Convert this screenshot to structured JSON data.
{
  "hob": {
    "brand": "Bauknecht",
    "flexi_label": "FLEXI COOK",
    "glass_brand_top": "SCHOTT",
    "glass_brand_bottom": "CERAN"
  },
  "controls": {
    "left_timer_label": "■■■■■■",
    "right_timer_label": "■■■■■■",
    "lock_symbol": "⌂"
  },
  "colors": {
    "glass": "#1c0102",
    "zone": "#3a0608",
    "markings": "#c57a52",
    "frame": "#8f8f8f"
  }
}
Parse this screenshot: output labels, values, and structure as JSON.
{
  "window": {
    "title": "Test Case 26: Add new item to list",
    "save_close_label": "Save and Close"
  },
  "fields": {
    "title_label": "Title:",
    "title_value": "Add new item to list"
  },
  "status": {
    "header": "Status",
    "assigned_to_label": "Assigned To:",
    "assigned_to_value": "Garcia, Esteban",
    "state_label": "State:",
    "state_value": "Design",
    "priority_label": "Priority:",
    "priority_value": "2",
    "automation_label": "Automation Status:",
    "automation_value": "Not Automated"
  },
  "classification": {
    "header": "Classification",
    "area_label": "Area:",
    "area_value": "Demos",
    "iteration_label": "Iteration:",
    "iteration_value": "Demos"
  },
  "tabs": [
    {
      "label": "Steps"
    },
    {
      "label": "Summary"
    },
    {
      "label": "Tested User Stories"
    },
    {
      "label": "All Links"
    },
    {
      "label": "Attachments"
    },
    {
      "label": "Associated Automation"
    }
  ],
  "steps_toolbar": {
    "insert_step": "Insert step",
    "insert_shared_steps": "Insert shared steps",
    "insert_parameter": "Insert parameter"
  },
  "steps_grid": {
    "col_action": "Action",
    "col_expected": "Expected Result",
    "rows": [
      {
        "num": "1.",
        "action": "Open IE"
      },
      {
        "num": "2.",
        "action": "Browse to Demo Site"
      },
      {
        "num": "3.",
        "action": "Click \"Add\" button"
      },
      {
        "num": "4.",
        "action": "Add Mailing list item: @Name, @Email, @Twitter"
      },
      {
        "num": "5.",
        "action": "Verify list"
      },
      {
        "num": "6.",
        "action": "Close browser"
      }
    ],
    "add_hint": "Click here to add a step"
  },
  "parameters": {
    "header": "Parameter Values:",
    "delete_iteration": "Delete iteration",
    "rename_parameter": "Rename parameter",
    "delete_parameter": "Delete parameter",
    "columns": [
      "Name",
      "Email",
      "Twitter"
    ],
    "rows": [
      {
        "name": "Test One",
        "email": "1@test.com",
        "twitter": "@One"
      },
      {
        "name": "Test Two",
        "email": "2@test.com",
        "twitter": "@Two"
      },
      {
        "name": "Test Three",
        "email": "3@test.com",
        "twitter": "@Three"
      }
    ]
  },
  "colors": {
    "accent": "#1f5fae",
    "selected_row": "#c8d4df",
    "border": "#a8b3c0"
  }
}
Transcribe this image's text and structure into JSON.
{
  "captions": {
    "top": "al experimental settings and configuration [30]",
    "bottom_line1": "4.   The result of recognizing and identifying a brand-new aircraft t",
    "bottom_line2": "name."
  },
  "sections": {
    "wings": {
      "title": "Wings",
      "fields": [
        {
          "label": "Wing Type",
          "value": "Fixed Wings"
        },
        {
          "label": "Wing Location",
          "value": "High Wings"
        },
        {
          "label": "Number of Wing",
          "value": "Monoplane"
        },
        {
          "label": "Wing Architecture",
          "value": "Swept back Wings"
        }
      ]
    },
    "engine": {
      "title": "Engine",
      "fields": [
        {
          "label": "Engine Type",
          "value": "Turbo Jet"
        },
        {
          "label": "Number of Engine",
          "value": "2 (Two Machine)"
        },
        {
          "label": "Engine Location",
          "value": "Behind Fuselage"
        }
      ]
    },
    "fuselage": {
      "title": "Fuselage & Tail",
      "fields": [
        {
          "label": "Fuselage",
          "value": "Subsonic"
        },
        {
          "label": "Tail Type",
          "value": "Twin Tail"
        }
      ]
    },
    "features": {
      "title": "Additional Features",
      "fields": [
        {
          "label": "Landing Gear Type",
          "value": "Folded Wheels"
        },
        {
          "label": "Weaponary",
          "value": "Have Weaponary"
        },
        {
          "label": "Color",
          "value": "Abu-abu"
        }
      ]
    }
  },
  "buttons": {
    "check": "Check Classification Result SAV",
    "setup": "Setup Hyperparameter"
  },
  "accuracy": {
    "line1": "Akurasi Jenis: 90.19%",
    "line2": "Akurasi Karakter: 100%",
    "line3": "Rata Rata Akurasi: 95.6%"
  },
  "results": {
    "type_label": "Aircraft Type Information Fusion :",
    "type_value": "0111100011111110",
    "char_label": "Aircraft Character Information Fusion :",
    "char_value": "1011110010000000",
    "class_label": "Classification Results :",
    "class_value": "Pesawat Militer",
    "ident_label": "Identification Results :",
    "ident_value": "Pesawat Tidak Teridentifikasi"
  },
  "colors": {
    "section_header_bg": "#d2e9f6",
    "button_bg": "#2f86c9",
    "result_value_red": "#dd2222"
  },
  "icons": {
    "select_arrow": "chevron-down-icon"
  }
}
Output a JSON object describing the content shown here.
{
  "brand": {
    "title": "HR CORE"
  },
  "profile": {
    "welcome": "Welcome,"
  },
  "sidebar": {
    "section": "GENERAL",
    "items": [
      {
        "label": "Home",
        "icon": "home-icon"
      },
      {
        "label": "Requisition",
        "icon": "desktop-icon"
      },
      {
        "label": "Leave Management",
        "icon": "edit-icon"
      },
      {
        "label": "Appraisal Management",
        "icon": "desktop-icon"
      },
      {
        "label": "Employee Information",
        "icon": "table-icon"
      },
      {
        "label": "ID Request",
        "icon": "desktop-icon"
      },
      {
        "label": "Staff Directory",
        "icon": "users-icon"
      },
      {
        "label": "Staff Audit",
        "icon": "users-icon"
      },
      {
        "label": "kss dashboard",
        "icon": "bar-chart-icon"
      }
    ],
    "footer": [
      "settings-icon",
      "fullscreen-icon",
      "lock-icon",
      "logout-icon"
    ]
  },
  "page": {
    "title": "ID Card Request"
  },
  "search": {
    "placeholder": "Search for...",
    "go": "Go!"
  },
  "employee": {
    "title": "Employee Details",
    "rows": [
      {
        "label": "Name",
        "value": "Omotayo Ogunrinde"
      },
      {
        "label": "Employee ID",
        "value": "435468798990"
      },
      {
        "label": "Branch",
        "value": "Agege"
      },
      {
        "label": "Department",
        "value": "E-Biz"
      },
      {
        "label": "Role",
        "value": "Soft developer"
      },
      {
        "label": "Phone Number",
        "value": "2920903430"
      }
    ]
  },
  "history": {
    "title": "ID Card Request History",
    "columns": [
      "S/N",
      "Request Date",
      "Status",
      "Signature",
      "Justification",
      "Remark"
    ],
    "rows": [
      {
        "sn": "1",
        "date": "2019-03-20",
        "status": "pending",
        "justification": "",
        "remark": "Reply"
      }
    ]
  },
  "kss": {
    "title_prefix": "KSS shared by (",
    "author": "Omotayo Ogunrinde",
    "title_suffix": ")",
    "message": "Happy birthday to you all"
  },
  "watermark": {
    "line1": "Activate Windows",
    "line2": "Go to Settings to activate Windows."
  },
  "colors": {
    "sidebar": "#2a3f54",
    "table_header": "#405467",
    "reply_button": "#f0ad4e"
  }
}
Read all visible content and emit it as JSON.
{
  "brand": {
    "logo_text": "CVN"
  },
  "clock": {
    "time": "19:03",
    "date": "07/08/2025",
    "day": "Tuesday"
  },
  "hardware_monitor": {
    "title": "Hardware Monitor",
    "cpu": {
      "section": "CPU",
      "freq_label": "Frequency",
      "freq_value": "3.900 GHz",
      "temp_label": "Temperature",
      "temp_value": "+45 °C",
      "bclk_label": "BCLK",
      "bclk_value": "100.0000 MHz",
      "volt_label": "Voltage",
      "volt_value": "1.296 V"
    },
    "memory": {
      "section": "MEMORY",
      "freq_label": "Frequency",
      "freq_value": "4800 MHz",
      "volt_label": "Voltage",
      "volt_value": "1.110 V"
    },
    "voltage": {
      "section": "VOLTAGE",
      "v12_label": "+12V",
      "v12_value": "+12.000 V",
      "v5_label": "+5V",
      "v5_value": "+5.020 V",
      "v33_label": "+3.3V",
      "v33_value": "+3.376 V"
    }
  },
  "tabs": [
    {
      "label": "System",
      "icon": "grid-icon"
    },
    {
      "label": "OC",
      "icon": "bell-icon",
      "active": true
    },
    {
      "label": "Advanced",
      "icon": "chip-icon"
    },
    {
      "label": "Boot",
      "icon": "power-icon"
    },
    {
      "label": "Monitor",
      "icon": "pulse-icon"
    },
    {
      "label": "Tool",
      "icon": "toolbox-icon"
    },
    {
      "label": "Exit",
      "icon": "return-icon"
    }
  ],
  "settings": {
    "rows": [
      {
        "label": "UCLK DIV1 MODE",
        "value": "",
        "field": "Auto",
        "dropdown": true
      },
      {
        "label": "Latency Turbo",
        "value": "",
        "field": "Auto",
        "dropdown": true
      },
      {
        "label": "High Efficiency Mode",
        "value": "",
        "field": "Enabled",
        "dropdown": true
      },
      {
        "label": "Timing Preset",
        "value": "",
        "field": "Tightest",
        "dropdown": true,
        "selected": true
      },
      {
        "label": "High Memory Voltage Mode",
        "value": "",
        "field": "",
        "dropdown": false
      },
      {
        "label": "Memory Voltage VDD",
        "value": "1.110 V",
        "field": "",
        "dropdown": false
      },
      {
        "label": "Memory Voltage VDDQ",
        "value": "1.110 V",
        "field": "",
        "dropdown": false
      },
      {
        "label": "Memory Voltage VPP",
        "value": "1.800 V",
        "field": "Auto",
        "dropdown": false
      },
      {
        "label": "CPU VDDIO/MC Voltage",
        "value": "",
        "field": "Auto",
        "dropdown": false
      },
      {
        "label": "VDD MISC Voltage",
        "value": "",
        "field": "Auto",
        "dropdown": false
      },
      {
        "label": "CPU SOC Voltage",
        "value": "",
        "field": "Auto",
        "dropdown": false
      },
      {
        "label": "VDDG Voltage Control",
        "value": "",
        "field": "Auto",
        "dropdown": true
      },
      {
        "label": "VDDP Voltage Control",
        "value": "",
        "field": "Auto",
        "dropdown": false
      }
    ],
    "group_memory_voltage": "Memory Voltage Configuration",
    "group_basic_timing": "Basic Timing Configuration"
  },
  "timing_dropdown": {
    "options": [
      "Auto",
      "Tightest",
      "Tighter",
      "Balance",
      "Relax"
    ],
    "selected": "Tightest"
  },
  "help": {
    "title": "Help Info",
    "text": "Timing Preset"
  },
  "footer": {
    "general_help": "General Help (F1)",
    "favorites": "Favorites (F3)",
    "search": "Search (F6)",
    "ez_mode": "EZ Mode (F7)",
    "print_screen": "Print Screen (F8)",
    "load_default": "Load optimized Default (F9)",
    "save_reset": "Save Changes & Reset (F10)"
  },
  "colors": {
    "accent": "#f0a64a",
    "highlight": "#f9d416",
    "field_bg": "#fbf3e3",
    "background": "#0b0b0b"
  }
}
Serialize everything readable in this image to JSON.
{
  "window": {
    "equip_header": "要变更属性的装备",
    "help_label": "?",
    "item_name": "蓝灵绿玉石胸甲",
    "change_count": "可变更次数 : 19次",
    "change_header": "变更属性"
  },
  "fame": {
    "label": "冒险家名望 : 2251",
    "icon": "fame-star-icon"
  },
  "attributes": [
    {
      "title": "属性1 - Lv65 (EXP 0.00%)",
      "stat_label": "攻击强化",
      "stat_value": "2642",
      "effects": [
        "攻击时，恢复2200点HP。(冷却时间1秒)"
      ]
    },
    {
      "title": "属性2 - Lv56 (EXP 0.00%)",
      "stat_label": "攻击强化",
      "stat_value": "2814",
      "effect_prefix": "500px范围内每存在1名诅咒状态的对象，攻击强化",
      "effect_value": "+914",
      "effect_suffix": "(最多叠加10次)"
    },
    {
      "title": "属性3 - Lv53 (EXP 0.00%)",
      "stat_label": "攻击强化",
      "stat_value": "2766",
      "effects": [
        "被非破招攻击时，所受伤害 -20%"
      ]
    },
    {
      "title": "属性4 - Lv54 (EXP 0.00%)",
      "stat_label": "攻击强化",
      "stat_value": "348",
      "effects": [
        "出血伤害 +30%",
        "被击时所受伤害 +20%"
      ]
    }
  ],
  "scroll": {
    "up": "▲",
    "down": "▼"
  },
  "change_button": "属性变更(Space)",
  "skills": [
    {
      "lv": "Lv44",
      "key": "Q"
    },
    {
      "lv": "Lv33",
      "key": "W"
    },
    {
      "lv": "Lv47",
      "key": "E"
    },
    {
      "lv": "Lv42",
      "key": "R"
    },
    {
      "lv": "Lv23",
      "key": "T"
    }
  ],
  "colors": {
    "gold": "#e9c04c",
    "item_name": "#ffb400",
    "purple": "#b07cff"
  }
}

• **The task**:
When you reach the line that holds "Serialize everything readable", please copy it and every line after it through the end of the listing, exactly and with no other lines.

• **Solution**:
Serialize everything readable in this image to JSON.
{
  "window": {
    "equip_header": "要变更属性的装备",
    "help_label": "?",
    "item_name": "蓝灵绿玉石胸甲",
    "change_count": "可变更次数 : 19次",
    "change_header": "变更属性"
  },
  "fame": {
    "label": "冒险家名望 : 2251",
    "icon": "fame-star-icon"
  },
  "attributes": [
    {
      "title": "属性1 - Lv65 (EXP 0.00%)",
      "stat_label": "攻击强化",
      "stat_value": "2642",
      "effects": [
        "攻击时，恢复2200点HP。(冷却时间1秒)"
      ]
    },
    {
      "title": "属性2 - Lv56 (EXP 0.00%)",
      "stat_label": "攻击强化",
      "stat_value": "2814",
      "effect_prefix": "500px范围内每存在1名诅咒状态的对象，攻击强化",
      "effect_value": "+914",
      "effect_suffix": "(最多叠加10次)"
    },
    {
      "title": "属性3 - Lv53 (EXP 0.00%)",
      "stat_label": "攻击强化",
      "stat_value": "2766",
      "effects": [
        "被非破招攻击时，所受伤害 -20%"
      ]
    },
    {
      "title": "属性4 - Lv54 (EXP 0.00%)",
      "stat_label": "攻击强化",
      "stat_value": "348",
      "effects": [
        "出血伤害 +30%",
        "被击时所受伤害 +20%"
      ]
    }
  ],
  "scroll": {
    "up": "▲",
    "down": "▼"
  },
  "change_button": "属性变更(Space)",
  "skills": [
    {
      "lv": "Lv44",
      "key": "Q"
    },
    {
      "lv": "Lv33",
      "key": "W"
    },
    {
      "lv": "Lv47",
      "key": "E"
    },
    {
      "lv": "Lv42",
      "key": "R"
    },
    {
      "lv": "Lv23",
      "key": "T"
    }
  ],
  "colors": {
    "gold": "#e9c04c",
    "item_name": "#ffb400",
    "purple": "#b07cff"
  }
}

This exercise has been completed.